By far the most unashamedly entertaining category of the three sections was the animation.  Surgical masks have been in the news lately.  Beyond Noh is a 4-minute quickfire compilation of 3475 ceremonial masks from around the world choreographed to a superb drumming soundtrack.  Quite hypnotic.  Statistics are another feature of modern life and Swiss animator Maja Gehrig’s film Average Happiness starts with a university lecture on data and graphs that morphs into a colourful kaleidoscope of facts and figures that is visually stunning.  In complete contrast there was the risqué Valley of the Wild Wolves from Estonian-born animator Chintis Lundgren.  It’s the story of Toomas who loses his desk job, starts a new career as a plumber and ends up in Italian porn-movies.  Great fun and follows in the tradition of another risqué animation from the 1970’s, Fritz the Cat.

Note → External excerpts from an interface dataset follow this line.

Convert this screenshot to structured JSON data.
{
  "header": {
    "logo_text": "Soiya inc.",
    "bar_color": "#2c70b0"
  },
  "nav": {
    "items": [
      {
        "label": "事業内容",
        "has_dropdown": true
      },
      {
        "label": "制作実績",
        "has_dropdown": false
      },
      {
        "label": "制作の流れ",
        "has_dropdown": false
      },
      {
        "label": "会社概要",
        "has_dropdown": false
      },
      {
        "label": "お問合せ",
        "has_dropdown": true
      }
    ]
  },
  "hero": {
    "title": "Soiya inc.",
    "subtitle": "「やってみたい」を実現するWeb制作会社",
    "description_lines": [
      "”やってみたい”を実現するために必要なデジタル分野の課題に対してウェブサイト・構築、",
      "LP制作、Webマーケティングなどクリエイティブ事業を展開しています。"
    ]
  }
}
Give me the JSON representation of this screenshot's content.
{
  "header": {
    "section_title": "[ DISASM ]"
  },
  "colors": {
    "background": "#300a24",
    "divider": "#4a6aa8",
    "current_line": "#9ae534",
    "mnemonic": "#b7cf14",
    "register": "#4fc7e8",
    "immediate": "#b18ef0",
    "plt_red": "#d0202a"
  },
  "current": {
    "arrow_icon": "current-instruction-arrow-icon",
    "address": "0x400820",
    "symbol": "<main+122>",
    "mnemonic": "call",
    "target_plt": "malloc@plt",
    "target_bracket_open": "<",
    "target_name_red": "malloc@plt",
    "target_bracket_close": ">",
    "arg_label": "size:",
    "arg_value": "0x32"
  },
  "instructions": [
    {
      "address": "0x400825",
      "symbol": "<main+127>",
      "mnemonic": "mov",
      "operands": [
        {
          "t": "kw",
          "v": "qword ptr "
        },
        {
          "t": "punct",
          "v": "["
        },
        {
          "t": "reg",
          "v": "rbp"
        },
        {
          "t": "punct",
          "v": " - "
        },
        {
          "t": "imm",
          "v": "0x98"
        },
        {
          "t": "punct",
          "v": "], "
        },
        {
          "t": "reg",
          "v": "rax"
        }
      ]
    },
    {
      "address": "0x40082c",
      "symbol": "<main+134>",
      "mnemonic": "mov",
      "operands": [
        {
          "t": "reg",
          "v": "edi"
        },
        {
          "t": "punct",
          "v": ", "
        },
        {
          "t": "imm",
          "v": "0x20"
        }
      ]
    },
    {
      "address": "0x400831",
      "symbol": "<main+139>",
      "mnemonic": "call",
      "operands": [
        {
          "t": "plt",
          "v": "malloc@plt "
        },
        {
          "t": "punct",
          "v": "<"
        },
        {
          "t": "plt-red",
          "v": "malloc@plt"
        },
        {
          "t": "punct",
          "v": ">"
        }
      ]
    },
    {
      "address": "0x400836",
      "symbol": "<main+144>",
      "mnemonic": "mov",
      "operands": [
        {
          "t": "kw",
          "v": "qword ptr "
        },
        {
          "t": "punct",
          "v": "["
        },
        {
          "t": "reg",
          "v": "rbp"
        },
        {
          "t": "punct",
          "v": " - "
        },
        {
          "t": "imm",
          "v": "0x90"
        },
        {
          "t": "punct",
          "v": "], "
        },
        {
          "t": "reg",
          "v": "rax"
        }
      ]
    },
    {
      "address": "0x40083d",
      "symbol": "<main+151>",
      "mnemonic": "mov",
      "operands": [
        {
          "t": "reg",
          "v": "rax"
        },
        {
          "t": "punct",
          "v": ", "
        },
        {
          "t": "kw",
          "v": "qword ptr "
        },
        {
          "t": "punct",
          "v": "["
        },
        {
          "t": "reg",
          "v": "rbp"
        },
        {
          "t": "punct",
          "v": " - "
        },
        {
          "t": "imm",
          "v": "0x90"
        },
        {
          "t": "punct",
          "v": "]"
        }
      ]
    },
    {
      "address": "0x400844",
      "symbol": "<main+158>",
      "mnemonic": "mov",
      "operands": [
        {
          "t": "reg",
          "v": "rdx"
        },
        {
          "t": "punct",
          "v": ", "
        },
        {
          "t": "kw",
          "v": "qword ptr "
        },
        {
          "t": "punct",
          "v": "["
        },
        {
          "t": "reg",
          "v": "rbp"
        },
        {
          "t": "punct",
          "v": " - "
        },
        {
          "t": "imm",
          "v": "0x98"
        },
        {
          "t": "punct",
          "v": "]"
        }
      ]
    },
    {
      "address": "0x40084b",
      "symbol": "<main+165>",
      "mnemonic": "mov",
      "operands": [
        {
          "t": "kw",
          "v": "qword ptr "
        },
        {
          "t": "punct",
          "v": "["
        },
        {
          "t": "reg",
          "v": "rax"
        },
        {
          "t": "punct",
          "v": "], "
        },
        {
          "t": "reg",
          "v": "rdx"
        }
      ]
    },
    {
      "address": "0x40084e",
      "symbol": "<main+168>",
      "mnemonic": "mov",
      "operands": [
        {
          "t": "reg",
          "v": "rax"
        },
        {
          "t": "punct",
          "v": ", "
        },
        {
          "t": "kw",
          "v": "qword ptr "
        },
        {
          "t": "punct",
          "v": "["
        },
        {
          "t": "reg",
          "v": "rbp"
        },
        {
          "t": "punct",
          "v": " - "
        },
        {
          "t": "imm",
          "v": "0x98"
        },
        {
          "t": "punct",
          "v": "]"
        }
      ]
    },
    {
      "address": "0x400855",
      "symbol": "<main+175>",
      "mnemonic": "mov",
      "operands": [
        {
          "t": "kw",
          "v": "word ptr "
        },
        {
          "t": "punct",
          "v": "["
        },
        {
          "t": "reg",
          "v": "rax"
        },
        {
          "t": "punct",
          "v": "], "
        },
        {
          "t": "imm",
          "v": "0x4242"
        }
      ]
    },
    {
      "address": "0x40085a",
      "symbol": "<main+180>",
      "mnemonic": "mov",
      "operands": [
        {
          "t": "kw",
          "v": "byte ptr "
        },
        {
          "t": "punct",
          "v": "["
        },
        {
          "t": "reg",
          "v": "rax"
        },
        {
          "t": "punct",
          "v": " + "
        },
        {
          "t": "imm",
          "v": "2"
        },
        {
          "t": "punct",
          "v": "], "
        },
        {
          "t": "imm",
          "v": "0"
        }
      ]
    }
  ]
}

Our jury met using Zoom and initially we all had different reactions to the three categories.  Each of us spoke about which of the films we particularly liked and those that didn’t engage us.  Hearing how our fellow jury members had reacted to the films prompted us to re-evaluate some of the entries and we agreed to meet again a week later.  At that meeting we unanimously agreed that Innocence by UK film-maker Ben Reid was the winner.  We were impressed by the lead actor Tommy Jessop, who has Down syndrome, and by the use of a crime drama setting to explore an often-ignored section of society.  It was also clear that one other film stood out as deserving of a special mention.  I Need the Handshakes was singled out for the beautiful cinematography and the startling expression of unconditional love of a mother for her disabled daughter.

It has been a real pleasure to be involved in this process and I feel extremely lucky to have been part of this jury and contribute to the Krakow Film Festival.  It was a unique experience and I would welcome the chance to do it again.

Words: Terry Cloke